When I got home I gave the rifle a quick cleaning to get the pawn shop dust off of it. I noticed that the barrel wasn't floated and thought that maybe I'd do something about that. But I decided to shoot the rifle first. My boys and I had a range session planned for Saturday, so when I was in Wal-Mart I picked up a box of Remington 130 grain PSP ammo in .270 Winchester.

We got to the range Saturday morning, about 10:00. The boys were shooting their rifles and I was running the spotting scope. Matt had brought two rifles, Barrett had brought one and Michael had brought his Ruger 10/22. We started banging away and talking and telling lies. The boys wanted to shoot slowly, to keep the rifles cool. After a couple of hours, everyone was finished shooting, so I brought out the Howa.

"What ya got, Dad?"

"It's a rifle I picked up this week. I don't know anything about it, don't even know if it'll shoot." We posted a target at the 100 yard line, then I took my place behind the bench, shot a three shot group, adjusted the scope and fired two more. Then we let it cool and waited for the line to "go cold" so we could post another target. While we waited I put a new 3" target dot on a clean piece of paper.

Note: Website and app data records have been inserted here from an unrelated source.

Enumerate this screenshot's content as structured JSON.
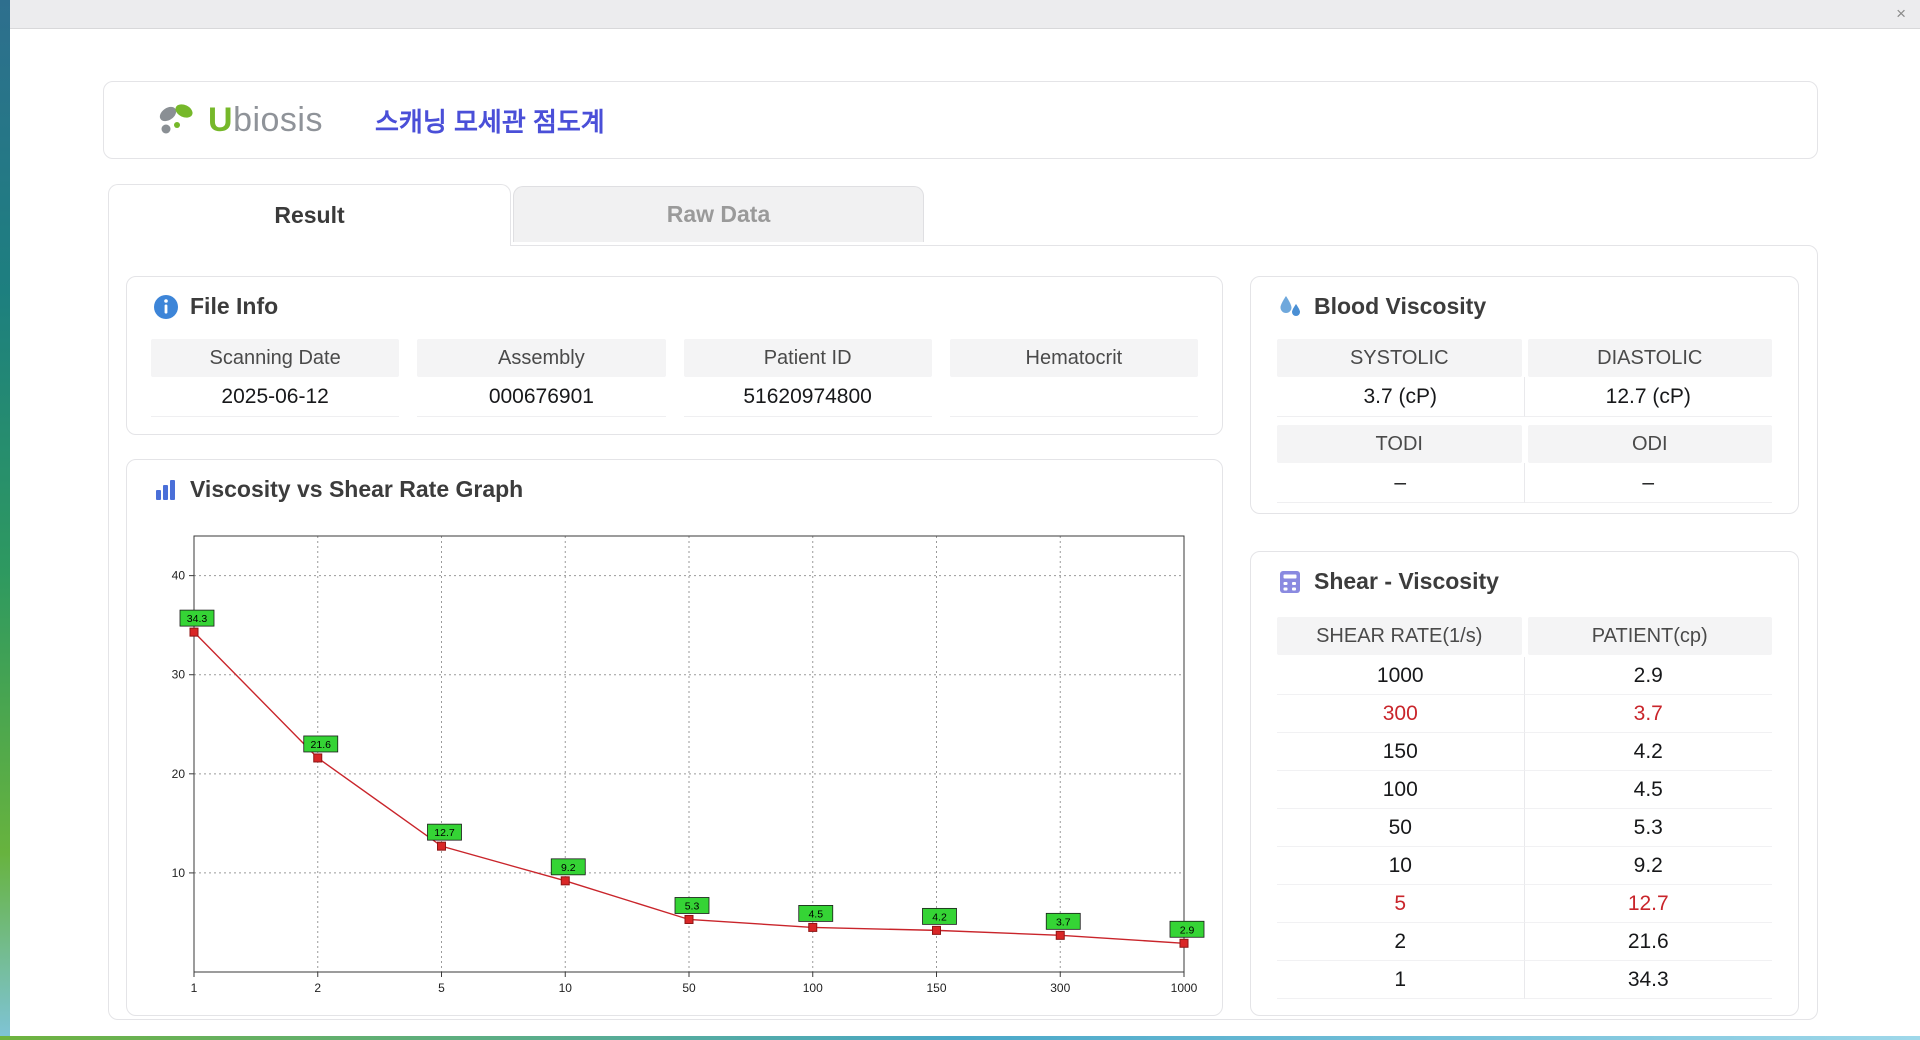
{
  "window": {
    "close_label": "×"
  },
  "header": {
    "logo_u": "U",
    "logo_rest": "biosis",
    "title": "스캐닝 모세관 점도계"
  },
  "tabs": [
    {
      "label": "Result",
      "active": true
    },
    {
      "label": "Raw Data",
      "active": false
    }
  ],
  "file_info": {
    "title": "File Info",
    "fields": [
      {
        "label": "Scanning Date",
        "value": "2025-06-12"
      },
      {
        "label": "Assembly",
        "value": "000676901"
      },
      {
        "label": "Patient ID",
        "value": "51620974800"
      },
      {
        "label": "Hematocrit",
        "value": ""
      }
    ]
  },
  "blood_viscosity": {
    "title": "Blood Viscosity",
    "row1": {
      "headers": [
        "SYSTOLIC",
        "DIASTOLIC"
      ],
      "values": [
        "3.7 (cP)",
        "12.7 (cP)"
      ]
    },
    "row2": {
      "headers": [
        "TODI",
        "ODI"
      ],
      "values": [
        "–",
        "–"
      ]
    }
  },
  "shear_viscosity": {
    "title": "Shear - Viscosity",
    "headers": [
      "SHEAR RATE(1/s)",
      "PATIENT(cp)"
    ],
    "rows": [
      {
        "shear": "1000",
        "patient": "2.9",
        "highlight": false
      },
      {
        "shear": "300",
        "patient": "3.7",
        "highlight": true
      },
      {
        "shear": "150",
        "patient": "4.2",
        "highlight": false
      },
      {
        "shear": "100",
        "patient": "4.5",
        "highlight": false
      },
      {
        "shear": "50",
        "patient": "5.3",
        "highlight": false
      },
      {
        "shear": "10",
        "patient": "9.2",
        "highlight": false
      },
      {
        "shear": "5",
        "patient": "12.7",
        "highlight": true
      },
      {
        "shear": "2",
        "patient": "21.6",
        "highlight": false
      },
      {
        "shear": "1",
        "patient": "34.3",
        "highlight": false
      }
    ]
  },
  "chart_data": {
    "type": "line",
    "title": "Viscosity vs Shear Rate Graph",
    "categories": [
      "1",
      "2",
      "5",
      "10",
      "50",
      "100",
      "150",
      "300",
      "1000"
    ],
    "values": [
      34.3,
      21.6,
      12.7,
      9.2,
      5.3,
      4.5,
      4.2,
      3.7,
      2.9
    ],
    "xlabel": "",
    "ylabel": "",
    "yticks": [
      10,
      20,
      30,
      40
    ],
    "ylim": [
      0,
      44
    ],
    "grid": "dashed",
    "legend": "none",
    "line_color": "#c9252b",
    "marker_color": "#d92626",
    "label_bg": "#35d435"
  },
  "colors": {
    "accent": "#4a4fd8",
    "highlight_red": "#c9252b",
    "label_green": "#35d435",
    "logo_green": "#76b82a"
  }
}
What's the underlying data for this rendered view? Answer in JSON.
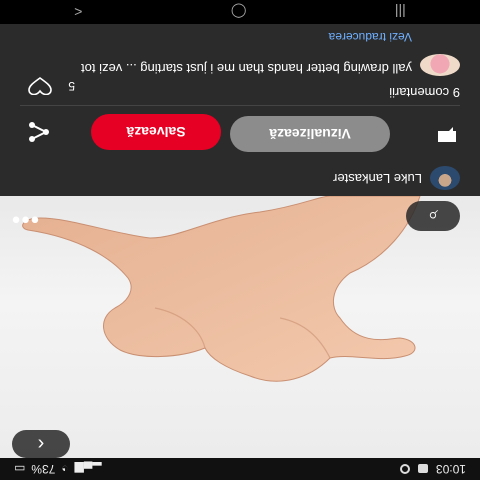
{
  "status_bar": {
    "time": "10:03",
    "battery": "73%"
  },
  "pin": {
    "author_name": "Luke Lankaster",
    "view_label": "Vizualizează",
    "save_label": "Salvează"
  },
  "comments": {
    "count_label": "9 comentarii",
    "like_count": "5",
    "items": [
      {
        "text": "yall drawing better hands than me i just starting ... vezi tot",
        "meta": "Vezi traducerea"
      }
    ]
  },
  "colors": {
    "save": "#e60023",
    "view": "#8c8c8c",
    "link": "#6fb0ff"
  },
  "icons": [
    "back-icon",
    "more-icon",
    "lens-icon",
    "comment-icon",
    "share-icon",
    "heart-icon",
    "avatar"
  ]
}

After posting the target, I fired two shots and gave my eldest a chance to shoot. He shot two and turned the rifle over to his brother. He shot two. It's not often that three men can hold and fire a rifle and all the shots are fairly close to the point of aim.

At this point, I'm not sure what I'm going to do with this rifle. It's a shooter, for sure. It's in a serious caliber, for sure. I don't know if I should take the time to float the barrel, or just leave it alone. I've got some decisions to make abot this rifle, but one thing for sure is that Howa makes a good shooter.

Wednesday, February 04, 2009

500 million

Yeah, that's your Speaker of the House. 500 million Americans are going to lose their jobs if they don't pass the stimulus package.

According to the US Census bureau, there are only 305 million Americans in the United States. And we're going to lose 500 jobs.

The woman is stupider than a sack full of hammers. She's a total dumbass. An embarrassment to the Republic.

I can't blame her on The Lightworker. I can only blame her on the Democratic Party.

Monday, February 02, 2009

Well, poot. Again.

I wear a Kimber 1911 every day for duty wear. A couple of years ago I ordered some custom grips from They're a white polymer and have my badge and initials engraved in them. I think they look good on the pistol.

This is my duty pistol. I carry it every day and it's exposed to all the dangers that come from hanging off my belt. It rides in a Safariland Model 6280 holster. As I walk through doors and get in and out of cars, it gets banged around. I try to shield it as much as possible, but it gets its share of knocks.

Today after lunch, I reached down to adjust my belt and felt a sharp edge where there shouldn't have been a sharp edge. I got to my office and looked at the pistol. Damn! The right side grip panel was broken. I don't know when it happened, or how. I know that it felt all right when I put it in my holster this morning, and I don't remember hitting anything, but the grip panel is broken.

Just damn.

So, this afternon when I got home, I attached the stock double-diamonds that came with the pistol. For some reason, I've never particularly liked those grips. They're laminate and they have that big Kimber logo. I think it's the logo I don't like.

Last July, we got a new Sheriff who changed badges for all the deputies. So, the grips I broke were dated. Now I've got to decide if I want to buy a new grip with the new badge, get a set of double-diamonds without that Kimber logo, or just wear the stock grips.

Whaddya think?